- _TASK OBJECTIVE_: A single figure is required: the number of lines in the listing below containing the word "unit".

- _RECORDS FOR THIS TASK_:
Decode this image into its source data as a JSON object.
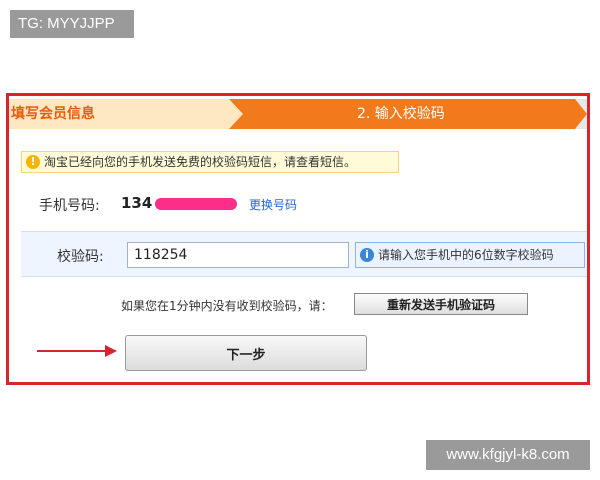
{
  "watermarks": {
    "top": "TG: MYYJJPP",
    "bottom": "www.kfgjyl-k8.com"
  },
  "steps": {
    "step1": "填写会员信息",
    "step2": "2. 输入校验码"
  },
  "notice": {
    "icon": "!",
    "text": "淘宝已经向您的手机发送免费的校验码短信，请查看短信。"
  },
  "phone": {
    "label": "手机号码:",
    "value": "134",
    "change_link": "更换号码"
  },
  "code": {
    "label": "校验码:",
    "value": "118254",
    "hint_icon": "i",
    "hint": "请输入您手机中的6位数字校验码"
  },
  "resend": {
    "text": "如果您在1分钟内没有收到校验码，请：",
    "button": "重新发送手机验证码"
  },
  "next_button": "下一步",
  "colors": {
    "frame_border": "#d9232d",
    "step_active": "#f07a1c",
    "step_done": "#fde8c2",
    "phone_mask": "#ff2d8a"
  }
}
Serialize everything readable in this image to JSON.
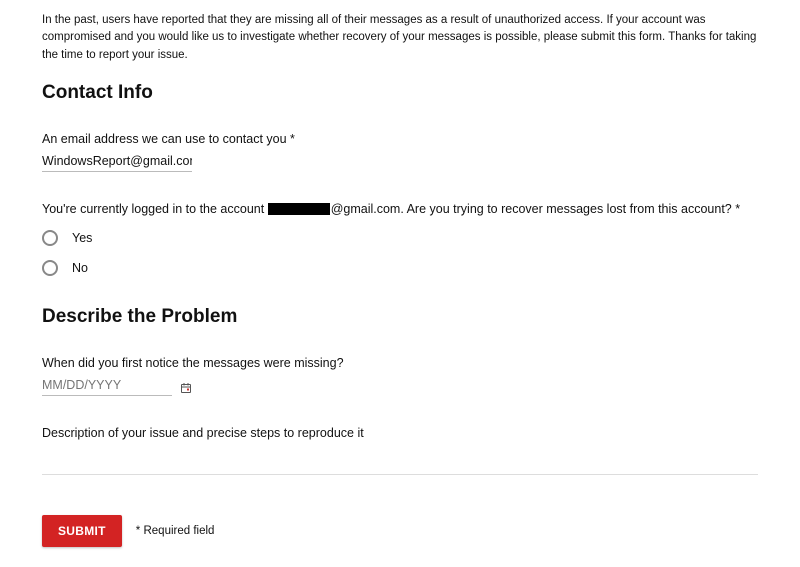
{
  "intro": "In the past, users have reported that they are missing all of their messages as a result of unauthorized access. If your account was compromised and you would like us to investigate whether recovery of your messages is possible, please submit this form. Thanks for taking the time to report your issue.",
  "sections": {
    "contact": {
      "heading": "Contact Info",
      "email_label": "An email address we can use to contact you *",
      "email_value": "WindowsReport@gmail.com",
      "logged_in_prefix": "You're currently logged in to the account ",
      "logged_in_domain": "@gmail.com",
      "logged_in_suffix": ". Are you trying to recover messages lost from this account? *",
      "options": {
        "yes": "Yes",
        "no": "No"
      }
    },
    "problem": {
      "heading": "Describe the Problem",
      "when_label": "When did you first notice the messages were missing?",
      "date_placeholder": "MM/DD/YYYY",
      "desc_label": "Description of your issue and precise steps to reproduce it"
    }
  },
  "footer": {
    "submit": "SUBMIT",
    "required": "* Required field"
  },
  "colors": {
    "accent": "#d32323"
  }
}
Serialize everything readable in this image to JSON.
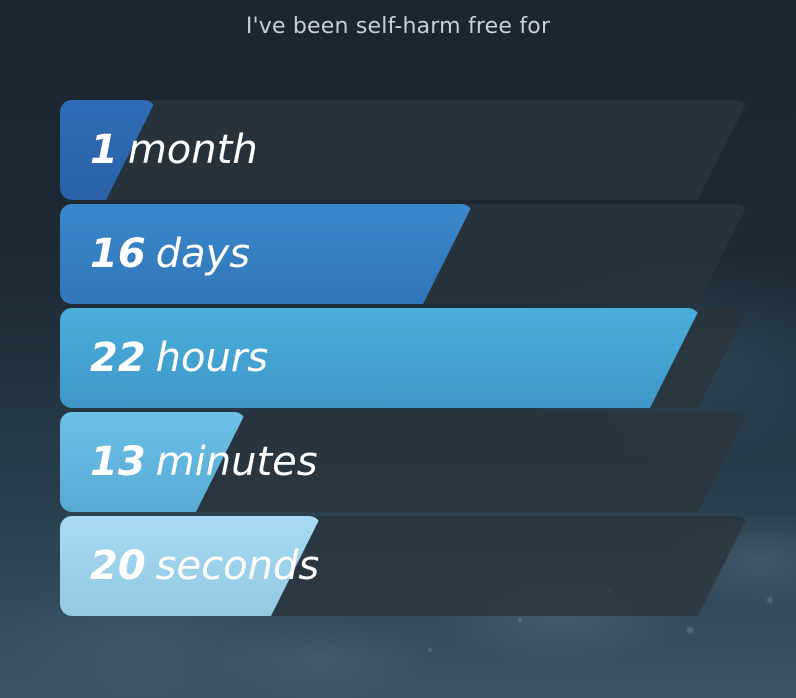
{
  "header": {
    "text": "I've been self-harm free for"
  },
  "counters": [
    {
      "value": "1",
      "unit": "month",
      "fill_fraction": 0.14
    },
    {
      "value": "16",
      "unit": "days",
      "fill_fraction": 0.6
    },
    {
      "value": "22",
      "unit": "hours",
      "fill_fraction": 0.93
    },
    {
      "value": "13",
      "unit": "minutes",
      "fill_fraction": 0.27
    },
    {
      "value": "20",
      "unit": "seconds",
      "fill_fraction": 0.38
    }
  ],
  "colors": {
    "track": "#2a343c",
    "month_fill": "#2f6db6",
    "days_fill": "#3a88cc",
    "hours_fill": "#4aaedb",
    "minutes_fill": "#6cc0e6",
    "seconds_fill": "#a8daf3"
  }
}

- _RESULT_: 5